-- What you will do --
The answer must consist of each line below that holds the word "delta", copied as it stands.

== Recorded data

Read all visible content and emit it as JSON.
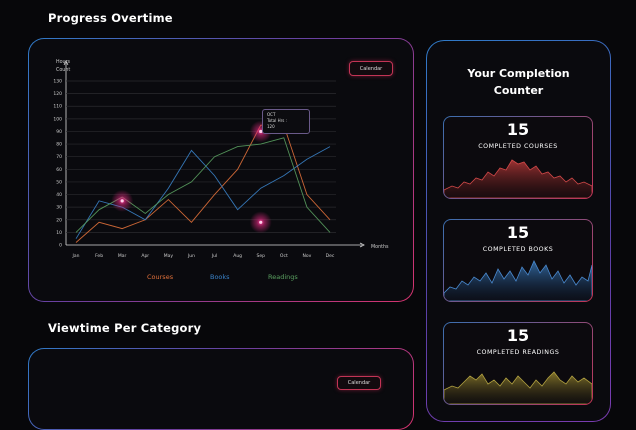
{
  "progress": {
    "title": "Progress Overtime",
    "calendar_label": "Calendar",
    "tooltip": {
      "line1": "OCT",
      "line2": "Total Hrs :",
      "line3": "120"
    }
  },
  "viewtime": {
    "title": "Viewtime Per Category",
    "calendar_label": "Calendar"
  },
  "counter": {
    "title_line1": "Your Completion",
    "title_line2": "Counter",
    "cards": [
      {
        "count": "15",
        "label": "COMPLETED COURSES",
        "color": "#c24040"
      },
      {
        "count": "15",
        "label": "COMPLETED BOOKS",
        "color": "#3a78b8"
      },
      {
        "count": "15",
        "label": "COMPLETED READINGS",
        "color": "#9a8830"
      }
    ]
  },
  "chart_data": {
    "type": "line",
    "ylabel": "Hours Count",
    "xlabel": "Months",
    "ylim": [
      0,
      130
    ],
    "yticks": [
      0,
      10,
      20,
      30,
      40,
      50,
      60,
      70,
      80,
      90,
      100,
      110,
      120,
      130
    ],
    "categories": [
      "Jan",
      "Feb",
      "Mar",
      "Apr",
      "May",
      "Jun",
      "Jul",
      "Aug",
      "Sep",
      "Oct",
      "Nov",
      "Dec"
    ],
    "series": [
      {
        "name": "Courses",
        "color": "#e0703a",
        "values": [
          2,
          18,
          13,
          20,
          36,
          18,
          40,
          60,
          95,
          95,
          40,
          20
        ]
      },
      {
        "name": "Books",
        "color": "#3a82c8",
        "values": [
          5,
          35,
          30,
          20,
          45,
          75,
          55,
          28,
          45,
          55,
          68,
          78
        ]
      },
      {
        "name": "Readings",
        "color": "#5aa060",
        "values": [
          10,
          28,
          38,
          25,
          40,
          50,
          70,
          78,
          80,
          85,
          30,
          10
        ]
      }
    ],
    "legend": "bottom",
    "grid": true,
    "highlights": [
      {
        "x": "Mar",
        "y": 35
      },
      {
        "x": "Sep",
        "y": 90
      },
      {
        "x": "Sep",
        "y": 18
      }
    ]
  }
}
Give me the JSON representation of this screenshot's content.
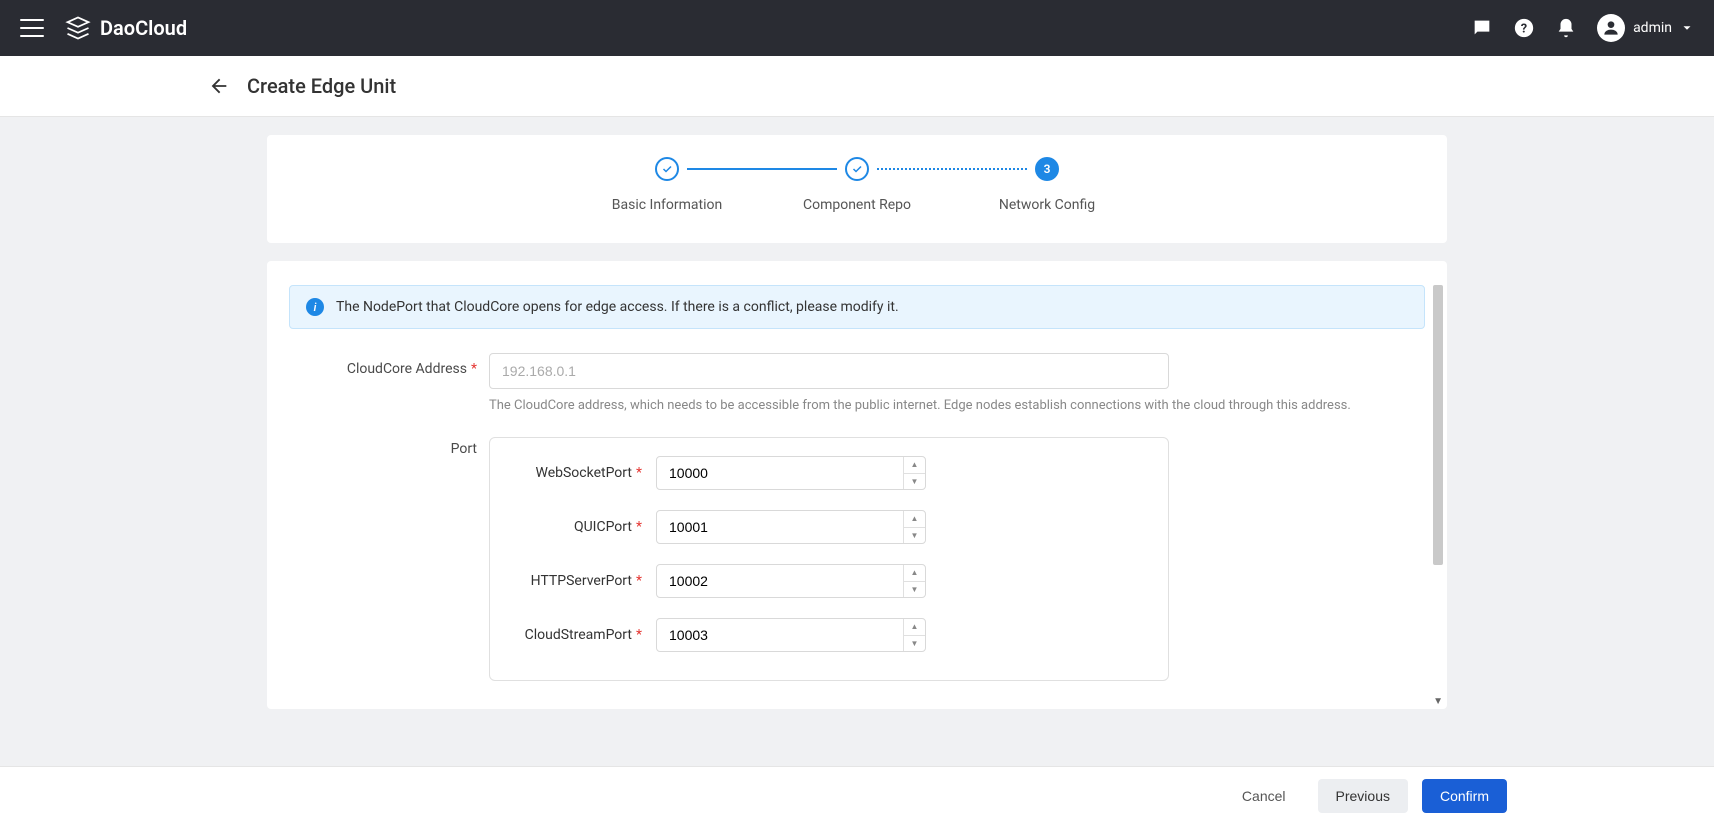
{
  "topbar": {
    "brand": "DaoCloud",
    "user_name": "admin"
  },
  "page": {
    "title": "Create Edge Unit"
  },
  "stepper": {
    "steps": [
      {
        "label": "Basic Information",
        "state": "done"
      },
      {
        "label": "Component Repo",
        "state": "done"
      },
      {
        "label": "Network Config",
        "state": "current",
        "number": "3"
      }
    ]
  },
  "banner": {
    "text": "The NodePort that CloudCore opens for edge access. If there is a conflict, please modify it."
  },
  "form": {
    "cloudcore_address": {
      "label": "CloudCore Address",
      "placeholder": "192.168.0.1",
      "help": "The CloudCore address, which needs to be accessible from the public internet. Edge nodes establish connections with the cloud through this address."
    },
    "port_section_label": "Port",
    "ports": {
      "websocket": {
        "label": "WebSocketPort",
        "value": "10000"
      },
      "quic": {
        "label": "QUICPort",
        "value": "10001"
      },
      "httpserver": {
        "label": "HTTPServerPort",
        "value": "10002"
      },
      "cloudstream": {
        "label": "CloudStreamPort",
        "value": "10003"
      }
    }
  },
  "footer": {
    "cancel": "Cancel",
    "previous": "Previous",
    "confirm": "Confirm"
  }
}
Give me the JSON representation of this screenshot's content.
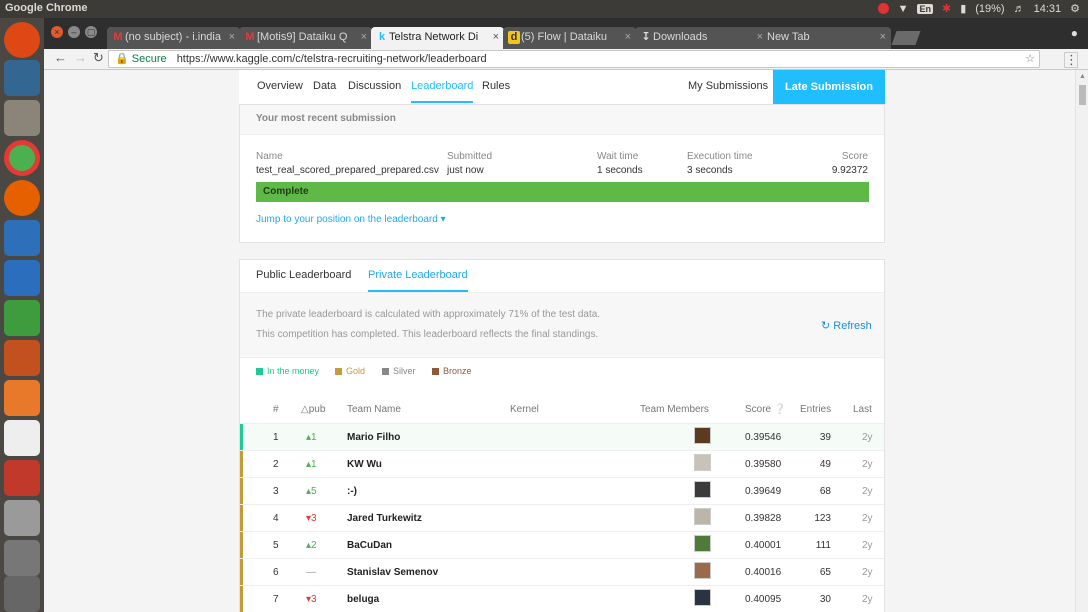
{
  "os": {
    "app_title": "Google Chrome",
    "battery": "(19%)",
    "time": "14:31",
    "keyboard": "En"
  },
  "browser": {
    "tabs": [
      {
        "label": "(no subject) - i.india",
        "favicon": "M"
      },
      {
        "label": "[Motis9] Dataiku Q",
        "favicon": "M"
      },
      {
        "label": "Telstra Network Di",
        "favicon": "k"
      },
      {
        "label": "(5) Flow | Dataiku",
        "favicon": "d"
      },
      {
        "label": "Downloads",
        "favicon": "download-icon"
      },
      {
        "label": "New Tab",
        "favicon": ""
      }
    ],
    "secure_label": "Secure",
    "url": "https://www.kaggle.com/c/telstra-recruiting-network/leaderboard"
  },
  "subnav": {
    "items": [
      "Overview",
      "Data",
      "Discussion",
      "Leaderboard",
      "Rules"
    ],
    "my_submissions": "My Submissions",
    "late_submission": "Late Submission"
  },
  "submission": {
    "header": "Your most recent submission",
    "name_label": "Name",
    "name": "test_real_scored_prepared_prepared.csv",
    "submitted_label": "Submitted",
    "submitted": "just now",
    "wait_label": "Wait time",
    "wait": "1 seconds",
    "exec_label": "Execution time",
    "exec": "3 seconds",
    "score_label": "Score",
    "score": "9.92372",
    "status": "Complete",
    "jump": "Jump to your position on the leaderboard"
  },
  "leaderboard": {
    "tabs": [
      "Public Leaderboard",
      "Private Leaderboard"
    ],
    "note1": "The private leaderboard is calculated with approximately 71% of the test data.",
    "note2": "This competition has completed. This leaderboard reflects the final standings.",
    "refresh": "Refresh",
    "legend": [
      {
        "label": "In the money",
        "color": "#20c997"
      },
      {
        "label": "Gold",
        "color": "#c59a3b"
      },
      {
        "label": "Silver",
        "color": "#888888"
      },
      {
        "label": "Bronze",
        "color": "#8d5b3a"
      }
    ],
    "columns": {
      "rank": "#",
      "delta": "△pub",
      "team": "Team Name",
      "kernel": "Kernel",
      "members": "Team Members",
      "score": "Score",
      "entries": "Entries",
      "last": "Last"
    },
    "rows": [
      {
        "rank": "1",
        "delta": "1",
        "dir": "up",
        "team": "Mario Filho",
        "score": "0.39546",
        "entries": "39",
        "last": "2y",
        "tier": "money"
      },
      {
        "rank": "2",
        "delta": "1",
        "dir": "up",
        "team": "KW Wu",
        "score": "0.39580",
        "entries": "49",
        "last": "2y",
        "tier": "gold"
      },
      {
        "rank": "3",
        "delta": "5",
        "dir": "up",
        "team": ":-)",
        "score": "0.39649",
        "entries": "68",
        "last": "2y",
        "tier": "gold"
      },
      {
        "rank": "4",
        "delta": "3",
        "dir": "down",
        "team": "Jared Turkewitz",
        "score": "0.39828",
        "entries": "123",
        "last": "2y",
        "tier": "gold"
      },
      {
        "rank": "5",
        "delta": "2",
        "dir": "up",
        "team": "BaCuDan",
        "score": "0.40001",
        "entries": "111",
        "last": "2y",
        "tier": "gold"
      },
      {
        "rank": "6",
        "delta": "—",
        "dir": "none",
        "team": "Stanislav Semenov",
        "score": "0.40016",
        "entries": "65",
        "last": "2y",
        "tier": "gold"
      },
      {
        "rank": "7",
        "delta": "3",
        "dir": "down",
        "team": "beluga",
        "score": "0.40095",
        "entries": "30",
        "last": "2y",
        "tier": "gold"
      }
    ]
  }
}
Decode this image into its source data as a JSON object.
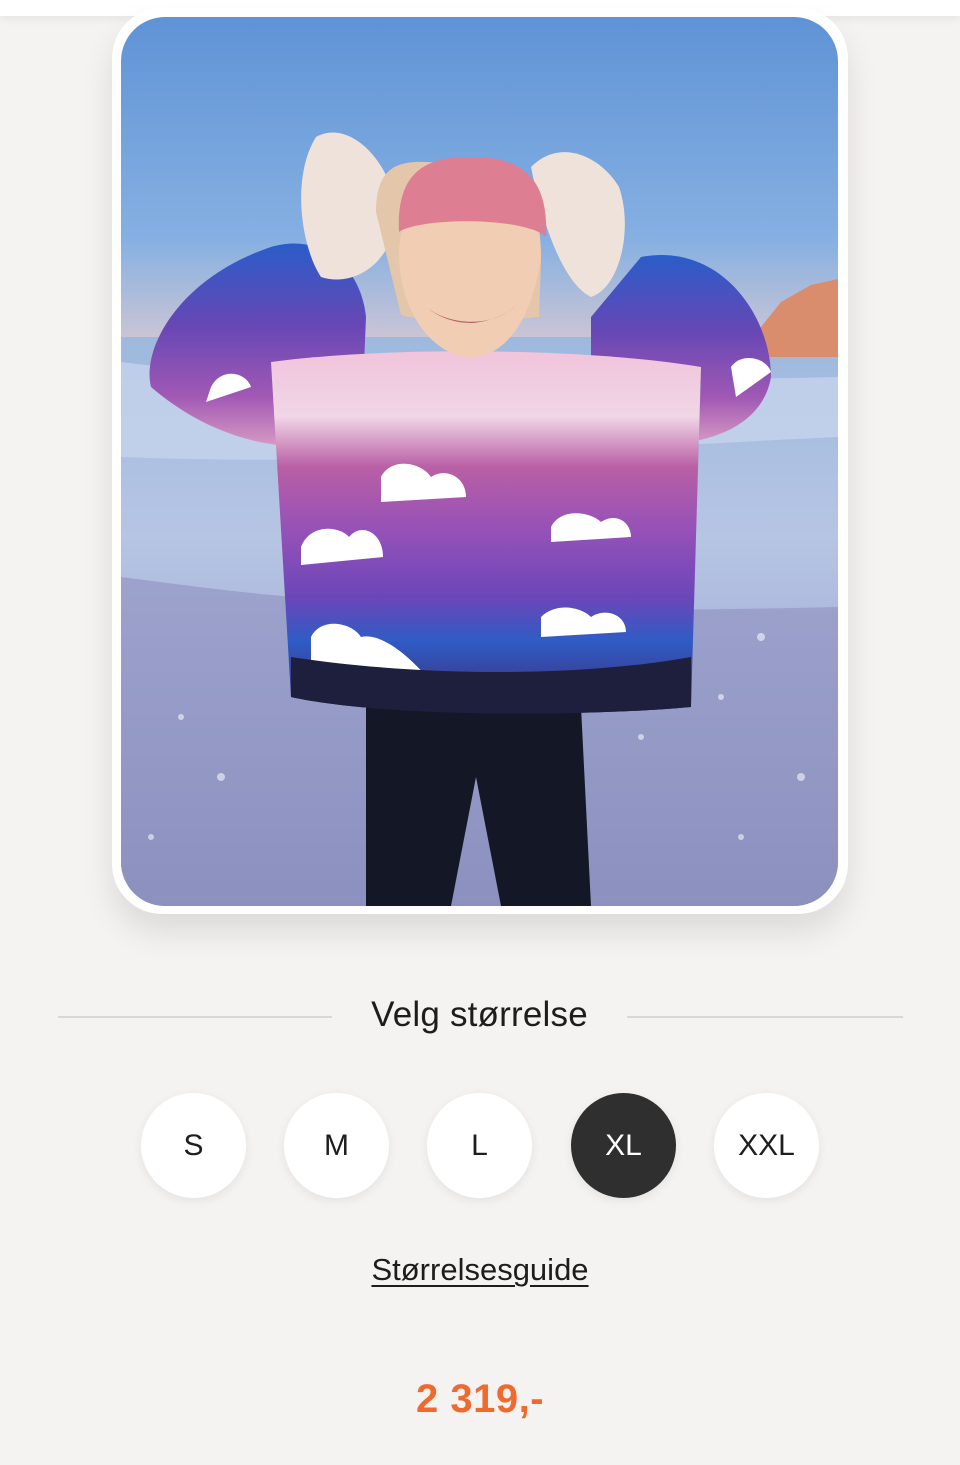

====

-- Result for this task --
      "delta": "△pub",
        "delta": "1",
        "delta": "1",
        "delta": "5",
        "delta": "3",
        "delta": "2",
        "delta": "—",
        "delta": "3",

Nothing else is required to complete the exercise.